Dataset rows for apps and sites:
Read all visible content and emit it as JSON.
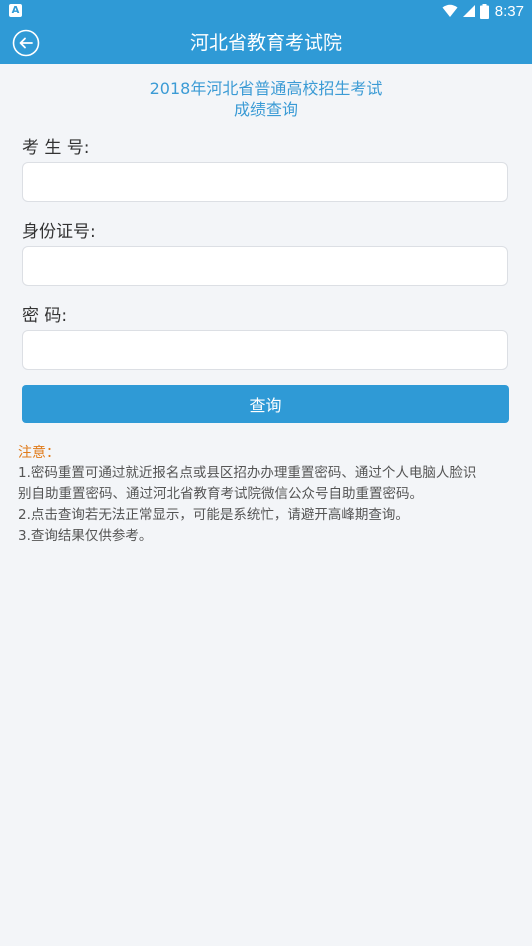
{
  "status_bar": {
    "app_icon_letter": "A",
    "time": "8:37"
  },
  "header": {
    "title": "河北省教育考试院",
    "back_icon": "back-arrow-circle-icon"
  },
  "subtitle": {
    "line1": "2018年河北省普通高校招生考试",
    "line2": "成绩查询"
  },
  "form": {
    "exam_number_label": "考 生 号:",
    "id_number_label": "身份证号:",
    "password_label": "密  码:",
    "exam_number_value": "",
    "id_number_value": "",
    "password_value": "",
    "submit_label": "查询"
  },
  "notice": {
    "title": "注意：",
    "lines": [
      "1.密码重置可通过就近报名点或县区招办办理重置密码、通过个人电脑人脸识",
      "别自助重置密码、通过河北省教育考试院微信公众号自助重置密码。",
      "2.点击查询若无法正常显示，可能是系统忙，请避开高峰期查询。",
      "3.查询结果仅供参考。"
    ]
  },
  "colors": {
    "primary": "#2f9ad6",
    "notice_title": "#e07b1a",
    "background": "#f3f5f8"
  }
}
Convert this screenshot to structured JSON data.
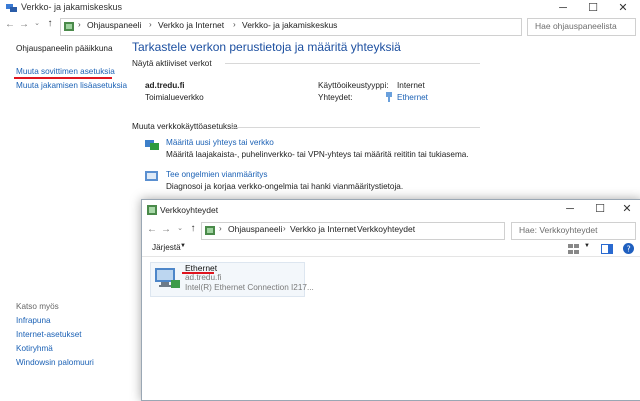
{
  "parent_window": {
    "title": "Verkko- ja jakamiskeskus",
    "controls": {
      "minimize": "─",
      "maximize": "☐",
      "close": "✕"
    },
    "address": {
      "crumbs": [
        "Ohjauspaneeli",
        "Verkko ja Internet",
        "Verkko- ja jakamiskeskus"
      ],
      "separator": "›",
      "search_placeholder": "Hae ohjauspaneelista"
    },
    "sidebar": {
      "home": "Ohjauspaneelin pääikkuna",
      "links": [
        "Muuta sovittimen asetuksia",
        "Muuta jakamisen lisäasetuksia"
      ],
      "see_also_title": "Katso myös",
      "see_also": [
        "Infrapuna",
        "Internet-asetukset",
        "Kotiryhmä",
        "Windowsin palomuuri"
      ]
    },
    "main": {
      "heading": "Tarkastele verkon perustietoja ja määritä yhteyksiä",
      "active_networks_title": "Näytä aktiiviset verkot",
      "network_name": "ad.tredu.fi",
      "network_type": "Toimialueverkko",
      "access_type_label": "Käyttöoikeustyyppi:",
      "access_type_value": "Internet",
      "connections_label": "Yhteydet:",
      "connections_value": "Ethernet",
      "change_settings_title": "Muuta verkkokäyttöasetuksia",
      "tasks": [
        {
          "link": "Määritä uusi yhteys tai verkko",
          "desc": "Määritä laajakaista-, puhelinverkko- tai VPN-yhteys tai määritä reititin tai tukiasema."
        },
        {
          "link": "Tee ongelmien vianmääritys",
          "desc": "Diagnosoi ja korjaa verkko-ongelmia tai hanki vianmääritystietoja."
        }
      ]
    }
  },
  "child_window": {
    "title": "Verkkoyhteydet",
    "controls": {
      "minimize": "─",
      "maximize": "☐",
      "close": "✕"
    },
    "address": {
      "crumbs": [
        "Ohjauspaneeli",
        "Verkko ja Internet",
        "Verkkoyhteydet"
      ],
      "separator": "›",
      "search_placeholder": "Hae: Verkkoyhteydet"
    },
    "organize_label": "Järjestä",
    "adapter": {
      "name": "Ethernet",
      "network": "ad.tredu.fi",
      "device": "Intel(R) Ethernet Connection I217..."
    }
  },
  "colors": {
    "link": "#1b61b5",
    "heading": "#1c4fa0",
    "underline": "#e0141e"
  }
}
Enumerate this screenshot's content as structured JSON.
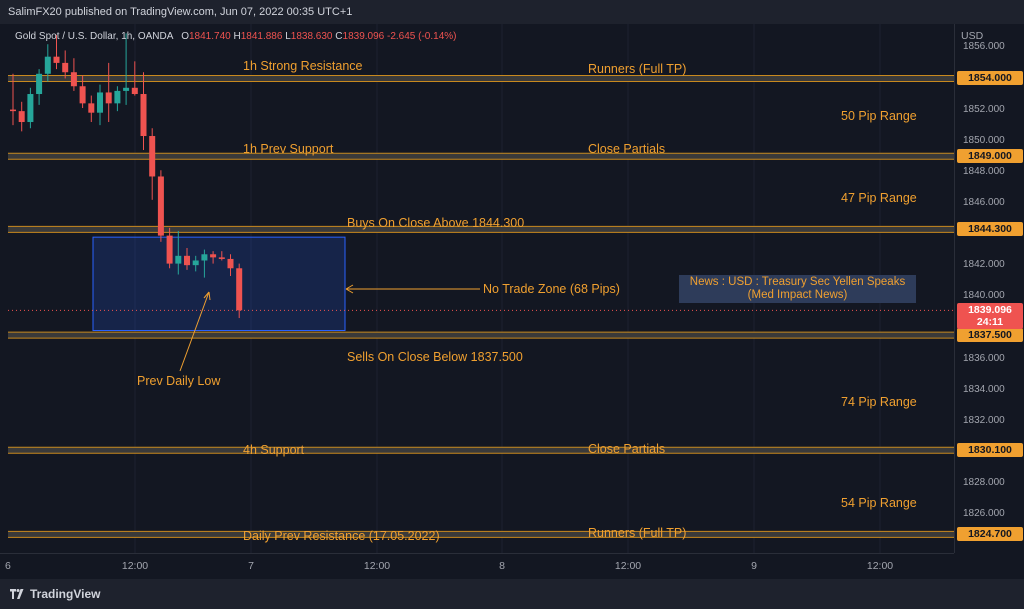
{
  "header": {
    "published_text": "SalimFX20 published on TradingView.com, Jun 07, 2022 00:35 UTC+1"
  },
  "legend": {
    "symbol": "Gold Spot / U.S. Dollar, 1h, OANDA",
    "open_label": "O",
    "open": "1841.740",
    "high_label": "H",
    "high": "1841.886",
    "low_label": "L",
    "low": "1838.630",
    "close_label": "C",
    "close": "1839.096",
    "change": "-2.645 (-0.14%)"
  },
  "annotations": {
    "strong_resistance": "1h Strong Resistance",
    "runners_top": "Runners (Full TP)",
    "range_50": "50 Pip Range",
    "prev_support": "1h Prev Support",
    "close_partials_top": "Close Partials",
    "range_47": "47 Pip Range",
    "buys_above": "Buys On Close Above 1844.300",
    "no_trade_zone": "No Trade Zone (68 Pips)",
    "news_line1": "News : USD : Treasury Sec Yellen Speaks",
    "news_line2": "(Med Impact News)",
    "sells_below": "Sells On Close Below 1837.500",
    "prev_daily_low": "Prev Daily Low",
    "range_74": "74 Pip Range",
    "support_4h": "4h Support",
    "close_partials_bottom": "Close Partials",
    "range_54": "54 Pip Range",
    "daily_prev_resistance": "Daily Prev Resistance (17.05.2022)",
    "runners_bottom": "Runners (Full TP)"
  },
  "price_axis": {
    "currency": "USD",
    "ticks": [
      "1856.000",
      "1852.000",
      "1850.000",
      "1848.000",
      "1846.000",
      "1842.000",
      "1840.000",
      "1836.000",
      "1834.000",
      "1832.000",
      "1828.000",
      "1826.000"
    ],
    "levels": [
      "1854.000",
      "1849.000",
      "1844.300",
      "1837.500",
      "1830.100",
      "1824.700"
    ],
    "current_price": "1839.096",
    "countdown": "24:11"
  },
  "time_axis": {
    "ticks": [
      "6",
      "12:00",
      "7",
      "12:00",
      "8",
      "12:00",
      "9",
      "12:00"
    ]
  },
  "footer": {
    "brand": "TradingView"
  },
  "colors": {
    "background": "#131722",
    "level": "#f0a030",
    "up": "#26a69a",
    "down": "#ef5350",
    "zone": "#2962ff"
  },
  "chart_data": {
    "type": "candlestick",
    "symbol": "Gold Spot / U.S. Dollar",
    "timeframe": "1h",
    "ylim": [
      1823.5,
      1857.5
    ],
    "level_lines": [
      1854.0,
      1849.0,
      1844.3,
      1837.5,
      1830.1,
      1824.7
    ],
    "current_price": 1839.096,
    "no_trade_zone": {
      "top": 1843.8,
      "bottom": 1837.8
    },
    "candles": [
      {
        "o": 1852.0,
        "h": 1854.3,
        "l": 1851.0,
        "c": 1851.9
      },
      {
        "o": 1851.9,
        "h": 1852.5,
        "l": 1850.6,
        "c": 1851.2
      },
      {
        "o": 1851.2,
        "h": 1853.4,
        "l": 1850.8,
        "c": 1853.0
      },
      {
        "o": 1853.0,
        "h": 1854.6,
        "l": 1852.3,
        "c": 1854.3
      },
      {
        "o": 1854.3,
        "h": 1856.2,
        "l": 1853.8,
        "c": 1855.4
      },
      {
        "o": 1855.4,
        "h": 1856.8,
        "l": 1854.6,
        "c": 1855.0
      },
      {
        "o": 1855.0,
        "h": 1855.8,
        "l": 1854.0,
        "c": 1854.4
      },
      {
        "o": 1854.4,
        "h": 1855.3,
        "l": 1853.2,
        "c": 1853.5
      },
      {
        "o": 1853.5,
        "h": 1854.2,
        "l": 1852.1,
        "c": 1852.4
      },
      {
        "o": 1852.4,
        "h": 1852.9,
        "l": 1851.2,
        "c": 1851.8
      },
      {
        "o": 1851.8,
        "h": 1853.6,
        "l": 1851.0,
        "c": 1853.1
      },
      {
        "o": 1853.1,
        "h": 1855.0,
        "l": 1851.2,
        "c": 1852.4
      },
      {
        "o": 1852.4,
        "h": 1853.5,
        "l": 1851.9,
        "c": 1853.2
      },
      {
        "o": 1853.2,
        "h": 1856.9,
        "l": 1852.3,
        "c": 1853.4
      },
      {
        "o": 1853.4,
        "h": 1855.1,
        "l": 1852.9,
        "c": 1853.0
      },
      {
        "o": 1853.0,
        "h": 1854.4,
        "l": 1849.4,
        "c": 1850.3
      },
      {
        "o": 1850.3,
        "h": 1850.8,
        "l": 1846.2,
        "c": 1847.7
      },
      {
        "o": 1847.7,
        "h": 1848.1,
        "l": 1843.5,
        "c": 1843.9
      },
      {
        "o": 1843.9,
        "h": 1844.4,
        "l": 1841.8,
        "c": 1842.1
      },
      {
        "o": 1842.1,
        "h": 1844.2,
        "l": 1841.4,
        "c": 1842.6
      },
      {
        "o": 1842.6,
        "h": 1843.1,
        "l": 1841.7,
        "c": 1842.0
      },
      {
        "o": 1842.0,
        "h": 1842.6,
        "l": 1841.6,
        "c": 1842.3
      },
      {
        "o": 1842.3,
        "h": 1843.0,
        "l": 1841.2,
        "c": 1842.7
      },
      {
        "o": 1842.7,
        "h": 1842.9,
        "l": 1842.1,
        "c": 1842.5
      },
      {
        "o": 1842.5,
        "h": 1842.9,
        "l": 1842.3,
        "c": 1842.4
      },
      {
        "o": 1842.4,
        "h": 1842.7,
        "l": 1841.3,
        "c": 1841.8
      },
      {
        "o": 1841.8,
        "h": 1842.1,
        "l": 1838.6,
        "c": 1839.1
      }
    ]
  }
}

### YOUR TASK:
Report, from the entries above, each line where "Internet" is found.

### TASK OUTPUT:
        "Verkko ja Internet",
        "Internet-asetukset",
      "access_type_value": "Internet",
        "Verkko ja Internet",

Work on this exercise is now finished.